■ **How to complete this task**
Word for word, print each record, dropping any image it holds.
--- Data records ---
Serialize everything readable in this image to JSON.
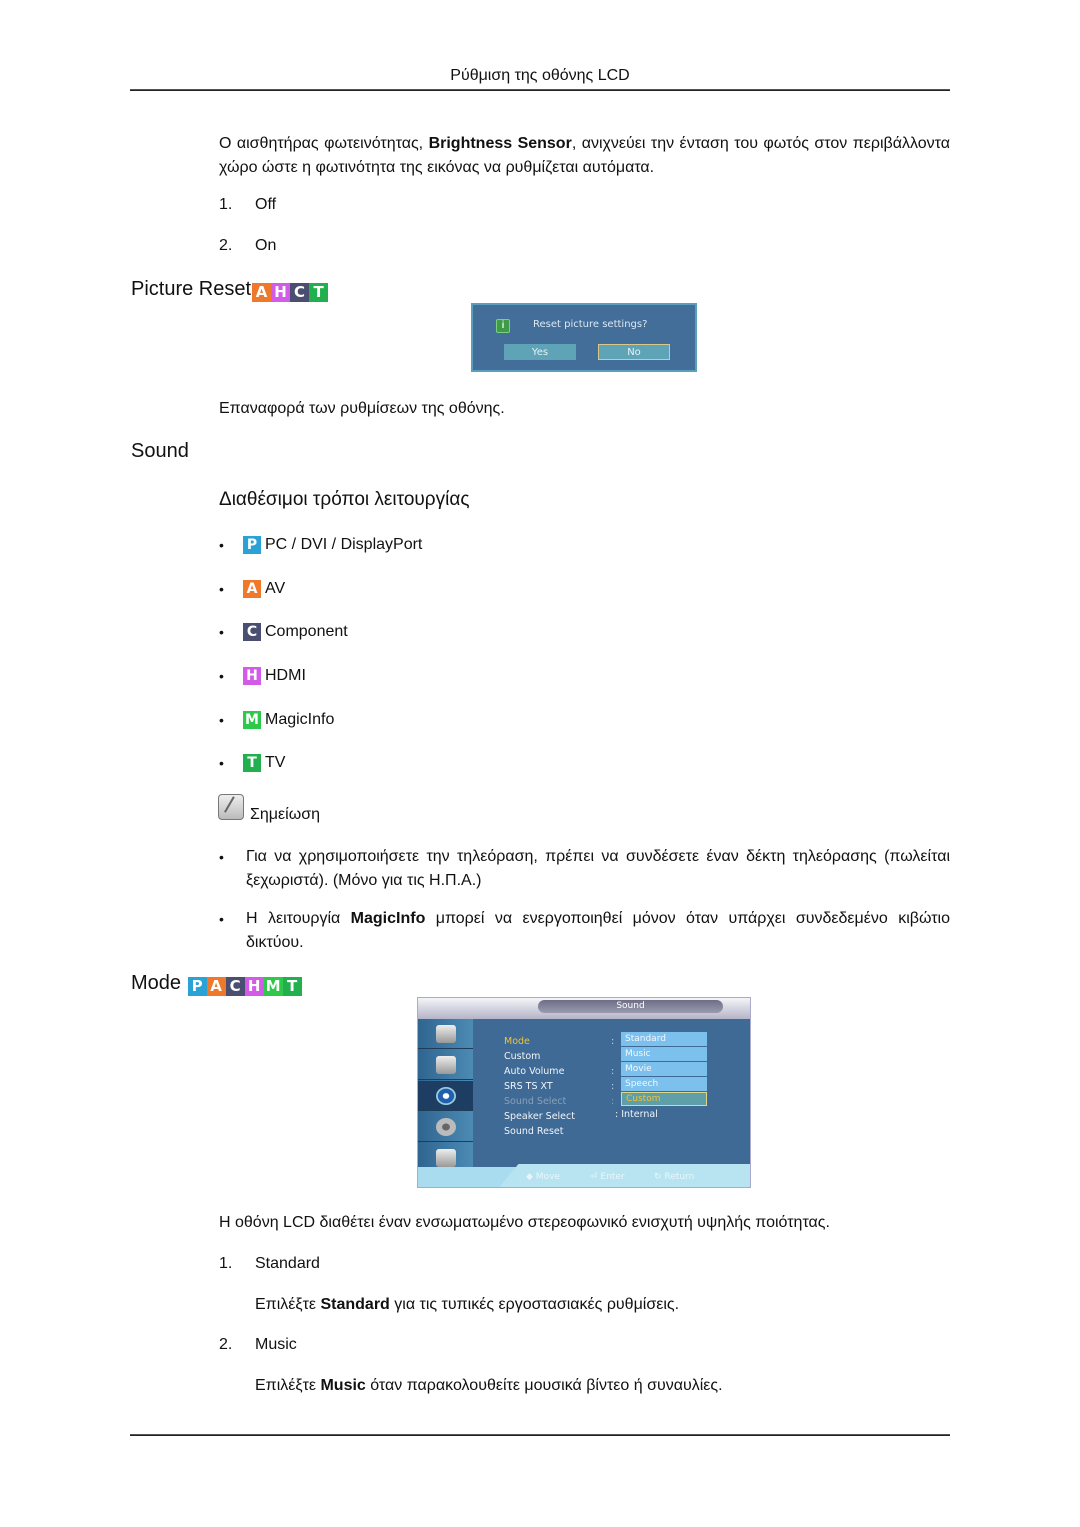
{
  "header": {
    "title": "Ρύθμιση της οθόνης LCD"
  },
  "brightness": {
    "intro_before": "Ο αισθητήρας φωτεινότητας, ",
    "intro_bold": "Brightness Sensor",
    "intro_after": ", ανιχνεύει την ένταση του φωτός στον περιβάλλοντα χώρο ώστε η φωτινότητα της εικόνας να ρυθμίζεται αυτόματα.",
    "options": [
      {
        "num": "1.",
        "label": "Off"
      },
      {
        "num": "2.",
        "label": "On"
      }
    ]
  },
  "picture_reset": {
    "heading": "Picture Reset",
    "badges": [
      {
        "letter": "A",
        "color": "#f0782a"
      },
      {
        "letter": "H",
        "color": "#d25be8"
      },
      {
        "letter": "C",
        "color": "#4a4f72"
      },
      {
        "letter": "T",
        "color": "#22b04f"
      }
    ],
    "dialog": {
      "message": "Reset picture settings?",
      "yes": "Yes",
      "no": "No",
      "selected": "No"
    },
    "description": "Επαναφορά των ρυθμίσεων της οθόνης."
  },
  "sound": {
    "heading": "Sound",
    "subheading": "Διαθέσιμοι τρόποι λειτουργίας",
    "sources": [
      {
        "badge": "P",
        "color": "#2aa2d6",
        "label": "PC / DVI / DisplayPort"
      },
      {
        "badge": "A",
        "color": "#f0782a",
        "label": "AV"
      },
      {
        "badge": "C",
        "color": "#4a4f72",
        "label": "Component"
      },
      {
        "badge": "H",
        "color": "#d25be8",
        "label": "HDMI"
      },
      {
        "badge": "M",
        "color": "#2ec94a",
        "label": "MagicInfo"
      },
      {
        "badge": "T",
        "color": "#22b04f",
        "label": "TV"
      }
    ],
    "note_label": "Σημείωση",
    "notes": [
      {
        "text": "Για να χρησιμοποιήσετε την τηλεόραση, πρέπει να συνδέσετε έναν δέκτη τηλεόρασης (πωλείται ξεχωριστά). (Μόνο για τις Η.Π.Α.)"
      },
      {
        "before": "Η λειτουργία ",
        "bold": "MagicInfo",
        "after": " μπορεί να ενεργοποιηθεί μόνον όταν υπάρχει συνδεδεμένο κιβώτιο δικτύου."
      }
    ]
  },
  "mode": {
    "heading": "Mode",
    "badges": [
      {
        "letter": "P",
        "color": "#2aa2d6"
      },
      {
        "letter": "A",
        "color": "#f0782a"
      },
      {
        "letter": "C",
        "color": "#4a4f72"
      },
      {
        "letter": "H",
        "color": "#d25be8"
      },
      {
        "letter": "M",
        "color": "#2ec94a"
      },
      {
        "letter": "T",
        "color": "#22b04f"
      }
    ],
    "osd": {
      "title": "Sound",
      "sidebar_icons": [
        "input-icon",
        "picture-icon",
        "sound-icon",
        "setup-icon",
        "multi-control-icon"
      ],
      "active_sidebar": "sound-icon",
      "menu_items": [
        "Mode",
        "Custom",
        "Auto Volume",
        "SRS TS XT",
        "Sound Select",
        "Speaker Select",
        "Sound Reset"
      ],
      "selected_item": "Mode",
      "disabled_item": "Sound Select",
      "dropdown_options": [
        "Standard",
        "Music",
        "Movie",
        "Speech",
        "Custom"
      ],
      "dropdown_highlight": "Custom",
      "speaker_select_value": ": Internal",
      "nav": {
        "move": "Move",
        "enter": "Enter",
        "return": "Return"
      }
    },
    "description": "Η οθόνη LCD διαθέτει έναν ενσωματωμένο στερεοφωνικό ενισχυτή υψηλής ποιότητας.",
    "items": [
      {
        "num": "1.",
        "label": "Standard",
        "desc_before": "Επιλέξτε ",
        "desc_bold": "Standard",
        "desc_after": " για τις τυπικές εργοστασιακές ρυθμίσεις."
      },
      {
        "num": "2.",
        "label": "Music",
        "desc_before": "Επιλέξτε ",
        "desc_bold": "Music",
        "desc_after": " όταν παρακολουθείτε μουσικά βίντεο ή συναυλίες."
      }
    ]
  }
}
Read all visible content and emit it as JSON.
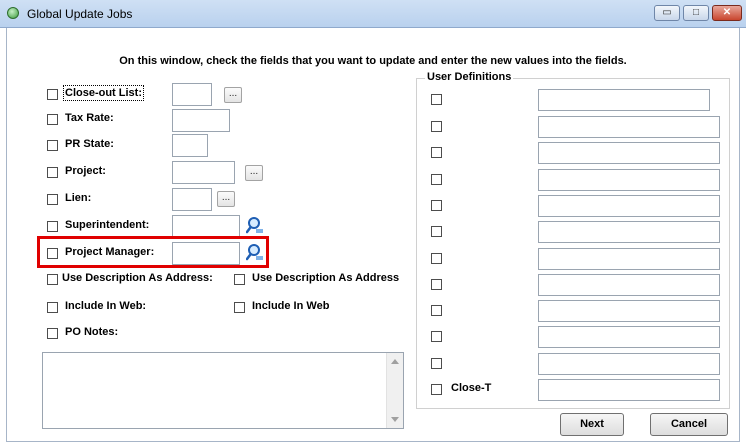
{
  "window": {
    "title": "Global Update Jobs",
    "controls": {
      "minimize": "▭",
      "maximize": "□",
      "close": "✕"
    }
  },
  "instructions": "On this window, check the fields that you want to update and enter the new values into the fields.",
  "fields": {
    "closeout_list": "Close-out List:",
    "tax_rate": "Tax Rate:",
    "pr_state": "PR State:",
    "project": "Project:",
    "lien": "Lien:",
    "superintendent": "Superintendent:",
    "project_manager": "Project Manager:",
    "use_description_as_address": "Use Description As Address:",
    "include_in_web": "Include In Web:",
    "po_notes": "PO Notes:"
  },
  "value_toggles": {
    "use_description_as_address": "Use Description As Address",
    "include_in_web": "Include In Web"
  },
  "browse_button_label": "...",
  "user_definitions": {
    "title": "User Definitions",
    "last_label": "Close-T"
  },
  "buttons": {
    "next": "Next",
    "cancel": "Cancel"
  },
  "colors": {
    "highlight": "#e00000",
    "titlebar": "#c4d8f1"
  },
  "icons": [
    "app-icon",
    "search-icon",
    "minimize-icon",
    "maximize-icon",
    "close-icon"
  ]
}
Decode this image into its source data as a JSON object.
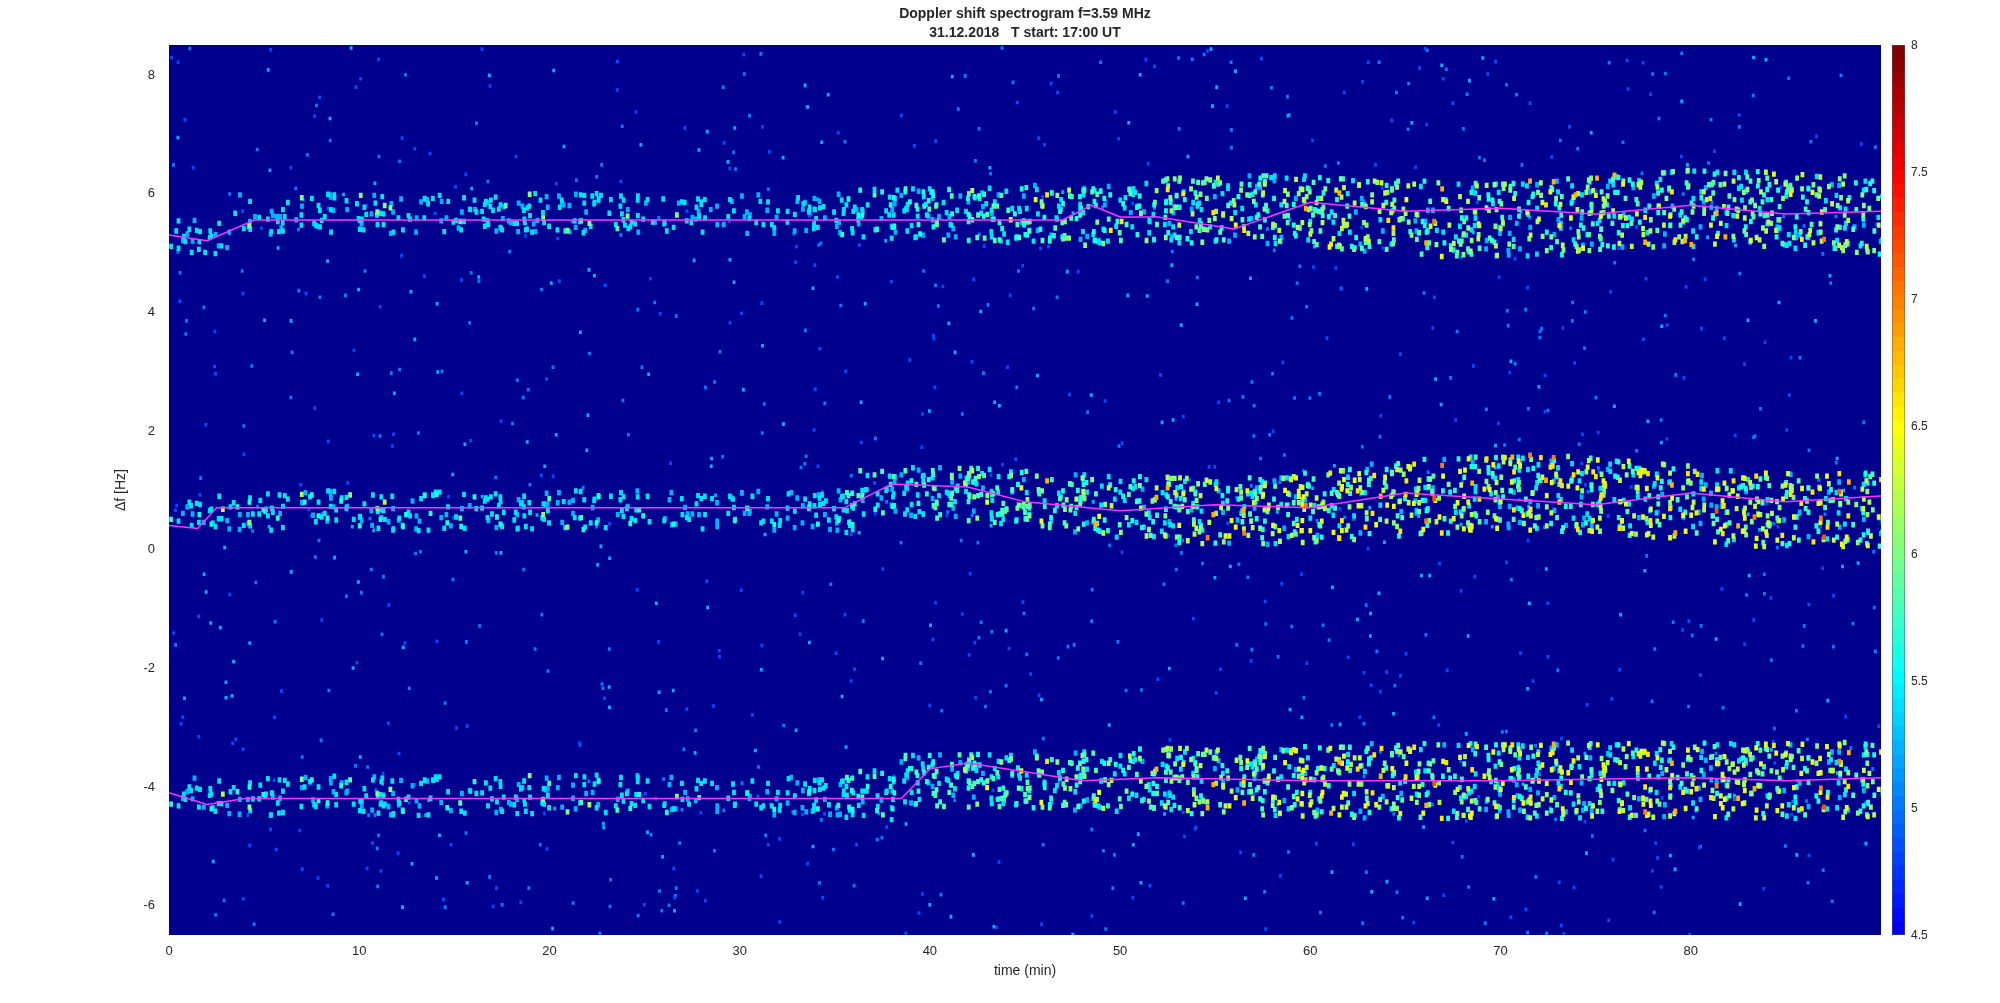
{
  "figure": {
    "title": [
      "Doppler shift spectrogram f=3.59 MHz",
      "31.12.2018   T start: 17:00 UT"
    ]
  },
  "y_axis": {
    "label": "Δf [Hz]",
    "ticks": [
      "8",
      "6",
      "4",
      "2",
      "0",
      "-2",
      "-4",
      "-6"
    ]
  },
  "x_axis": {
    "label": "time (min)",
    "ticks": [
      "0",
      "10",
      "20",
      "30",
      "40",
      "50",
      "60",
      "70",
      "80"
    ]
  },
  "colorbar": {
    "ticks": [
      "8",
      "7.5",
      "7",
      "6.5",
      "6",
      "5.5",
      "5",
      "4.5"
    ]
  }
}
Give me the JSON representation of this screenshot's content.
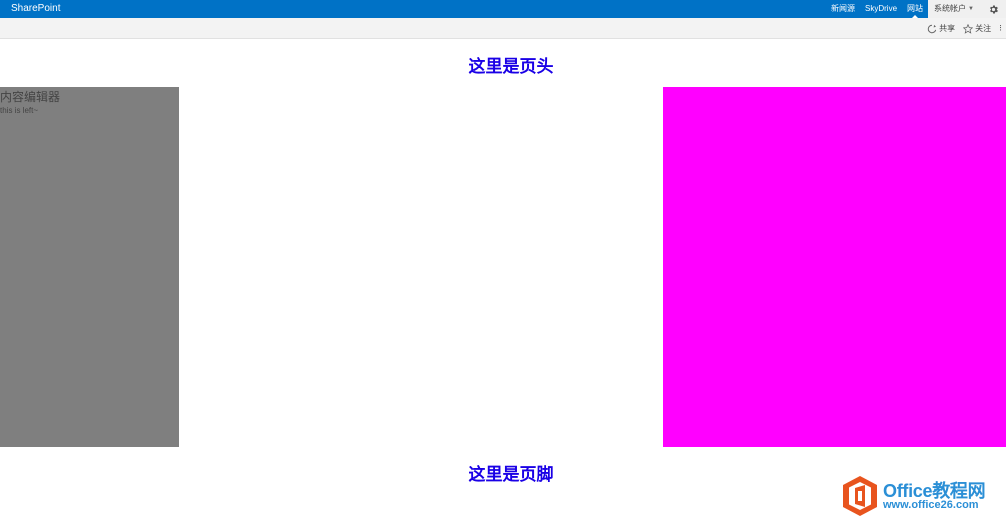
{
  "suitebar": {
    "brand": "SharePoint",
    "links": [
      "新闻源",
      "SkyDrive",
      "网站"
    ],
    "active_link": "网站",
    "user": "系统帐户",
    "settings_icon": "gear-icon",
    "color": "#0072c6"
  },
  "ribbon": {
    "share_label": "共享",
    "follow_label": "关注",
    "focus_icon": "focus-on-content-icon"
  },
  "page": {
    "header": "这里是页头",
    "footer": "这里是页脚",
    "heading_color": "#1a00e6"
  },
  "left_webpart": {
    "title": "内容编辑器",
    "body": "this is left~",
    "background": "#7f7f7f"
  },
  "right_column": {
    "background": "#ff00ff"
  },
  "watermark": {
    "line1": "Office教程网",
    "line2": "www.office26.com",
    "logo_color": "#e8541e"
  }
}
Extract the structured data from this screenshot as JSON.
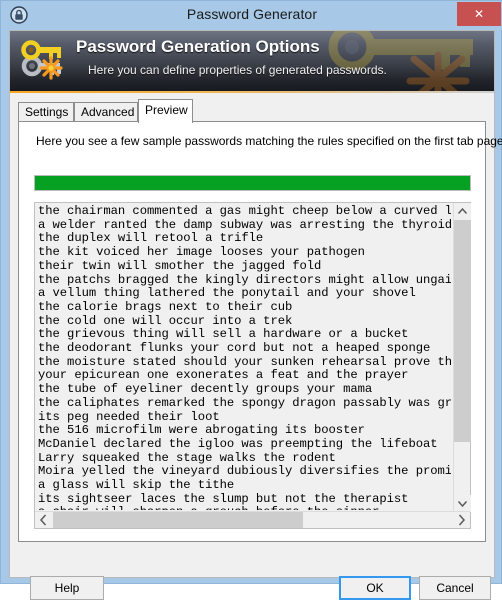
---
■ **Answer section**
Serialize everything readable in this image to JSON.
{
  "header": {
    "title": "Ρύθμιση της οθόνης LCD"
  },
  "brightness": {
    "intro_before": "Ο αισθητήρας φωτεινότητας, ",
    "intro_bold": "Brightness Sensor",
    "intro_after": ", ανιχνεύει την ένταση του φωτός στον περιβάλλοντα χώρο ώστε η φωτινότητα της εικόνας να ρυθμίζεται αυτόματα.",
    "options": [
      {
        "num": "1.",
        "label": "Off"
      },
      {
        "num": "2.",
        "label": "On"
      }
    ]
  },
  "picture_reset": {
    "heading": "Picture Reset",
    "badges": [
      {
        "letter": "A",
        "color": "#f0782a"
      },
      {
        "letter": "H",
        "color": "#d25be8"
      },
      {
        "letter": "C",
        "color": "#4a4f72"
      },
      {
        "letter": "T",
        "color": "#22b04f"
      }
    ],
    "dialog": {
      "message": "Reset picture settings?",
      "yes": "Yes",
      "no": "No",
      "selected": "No"
    },
    "description": "Επαναφορά των ρυθμίσεων της οθόνης."
  },
  "sound": {
    "heading": "Sound",
    "subheading": "Διαθέσιμοι τρόποι λειτουργίας",
    "sources": [
      {
        "badge": "P",
        "color": "#2aa2d6",
        "label": "PC / DVI / DisplayPort"
      },
      {
        "badge": "A",
        "color": "#f0782a",
        "label": "AV"
      },
      {
        "badge": "C",
        "color": "#4a4f72",
        "label": "Component"
      },
      {
        "badge": "H",
        "color": "#d25be8",
        "label": "HDMI"
      },
      {
        "badge": "M",
        "color": "#2ec94a",
        "label": "MagicInfo"
      },
      {
        "badge": "T",
        "color": "#22b04f",
        "label": "TV"
      }
    ],
    "note_label": "Σημείωση",
    "notes": [
      {
        "text": "Για να χρησιμοποιήσετε την τηλεόραση, πρέπει να συνδέσετε έναν δέκτη τηλεόρασης (πωλείται ξεχωριστά). (Μόνο για τις Η.Π.Α.)"
      },
      {
        "before": "Η λειτουργία ",
        "bold": "MagicInfo",
        "after": " μπορεί να ενεργοποιηθεί μόνον όταν υπάρχει συνδεδεμένο κιβώτιο δικτύου."
      }
    ]
  },
  "mode": {
    "heading": "Mode",
    "badges": [
      {
        "letter": "P",
        "color": "#2aa2d6"
      },
      {
        "letter": "A",
        "color": "#f0782a"
      },
      {
        "letter": "C",
        "color": "#4a4f72"
      },
      {
        "letter": "H",
        "color": "#d25be8"
      },
      {
        "letter": "M",
        "color": "#2ec94a"
      },
      {
        "letter": "T",
        "color": "#22b04f"
      }
    ],
    "osd": {
      "title": "Sound",
      "sidebar_icons": [
        "input-icon",
        "picture-icon",
        "sound-icon",
        "setup-icon",
        "multi-control-icon"
      ],
      "active_sidebar": "sound-icon",
      "menu_items": [
        "Mode",
        "Custom",
        "Auto Volume",
        "SRS TS XT",
        "Sound Select",
        "Speaker Select",
        "Sound Reset"
      ],
      "selected_item": "Mode",
      "disabled_item": "Sound Select",
      "dropdown_options": [
        "Standard",
        "Music",
        "Movie",
        "Speech",
        "Custom"
      ],
      "dropdown_highlight": "Custom",
      "speaker_select_value": ": Internal",
      "nav": {
        "move": "Move",
        "enter": "Enter",
        "return": "Return"
      }
    },
    "description": "Η οθόνη LCD διαθέτει έναν ενσωματωμένο στερεοφωνικό ενισχυτή υψηλής ποιότητας.",
    "items": [
      {
        "num": "1.",
        "label": "Standard",
        "desc_before": "Επιλέξτε ",
        "desc_bold": "Standard",
        "desc_after": " για τις τυπικές εργοστασιακές ρυθμίσεις."
      },
      {
        "num": "2.",
        "label": "Music",
        "desc_before": "Επιλέξτε ",
        "desc_bold": "Music",
        "desc_after": " όταν παρακολουθείτε μουσικά βίντεο ή συναυλίες."
      }
    ]
  }
}
Read all visible content and emit it as JSON.
{
  "window": {
    "title": "Global Update Jobs",
    "controls": {
      "minimize": "▭",
      "maximize": "□",
      "close": "✕"
    }
  },
  "instructions": "On this window, check the fields that you want to update and enter the new values into the fields.",
  "fields": {
    "closeout_list": "Close-out List:",
    "tax_rate": "Tax Rate:",
    "pr_state": "PR State:",
    "project": "Project:",
    "lien": "Lien:",
    "superintendent": "Superintendent:",
    "project_manager": "Project Manager:",
    "use_description_as_address": "Use Description As Address:",
    "include_in_web": "Include In Web:",
    "po_notes": "PO Notes:"
  },
  "value_toggles": {
    "use_description_as_address": "Use Description As Address",
    "include_in_web": "Include In Web"
  },
  "browse_button_label": "...",
  "user_definitions": {
    "title": "User Definitions",
    "last_label": "Close-T"
  },
  "buttons": {
    "next": "Next",
    "cancel": "Cancel"
  },
  "colors": {
    "highlight": "#e00000",
    "titlebar": "#c4d8f1"
  },
  "icons": [
    "app-icon",
    "search-icon",
    "minimize-icon",
    "maximize-icon",
    "close-icon"
  ]
}
Decode this image into its source data as a JSON object.
{
  "figure": {
    "title": [
      "Doppler shift spectrogram f=3.59 MHz",
      "31.12.2018   T start: 17:00 UT"
    ]
  },
  "y_axis": {
    "label": "Δf [Hz]",
    "ticks": [
      "8",
      "6",
      "4",
      "2",
      "0",
      "-2",
      "-4",
      "-6"
    ]
  },
  "x_axis": {
    "label": "time (min)",
    "ticks": [
      "0",
      "10",
      "20",
      "30",
      "40",
      "50",
      "60",
      "70",
      "80"
    ]
  },
  "colorbar": {
    "ticks": [
      "8",
      "7.5",
      "7",
      "6.5",
      "6",
      "5.5",
      "5",
      "4.5"
    ]
  }
}
Give me the JSON representation of this screenshot's content.
{
  "suitebar": {
    "brand": "SharePoint",
    "links": [
      "新闻源",
      "SkyDrive",
      "网站"
    ],
    "active_link": "网站",
    "user": "系统帐户",
    "settings_icon": "gear-icon",
    "color": "#0072c6"
  },
  "ribbon": {
    "share_label": "共享",
    "follow_label": "关注",
    "focus_icon": "focus-on-content-icon"
  },
  "page": {
    "header": "这里是页头",
    "footer": "这里是页脚",
    "heading_color": "#1a00e6"
  },
  "left_webpart": {
    "title": "内容编辑器",
    "body": "this is left~",
    "background": "#7f7f7f"
  },
  "right_column": {
    "background": "#ff00ff"
  },
  "watermark": {
    "line1": "Office教程网",
    "line2": "www.office26.com",
    "logo_color": "#e8541e"
  }
}
Extract the structured data from this screenshot as JSON.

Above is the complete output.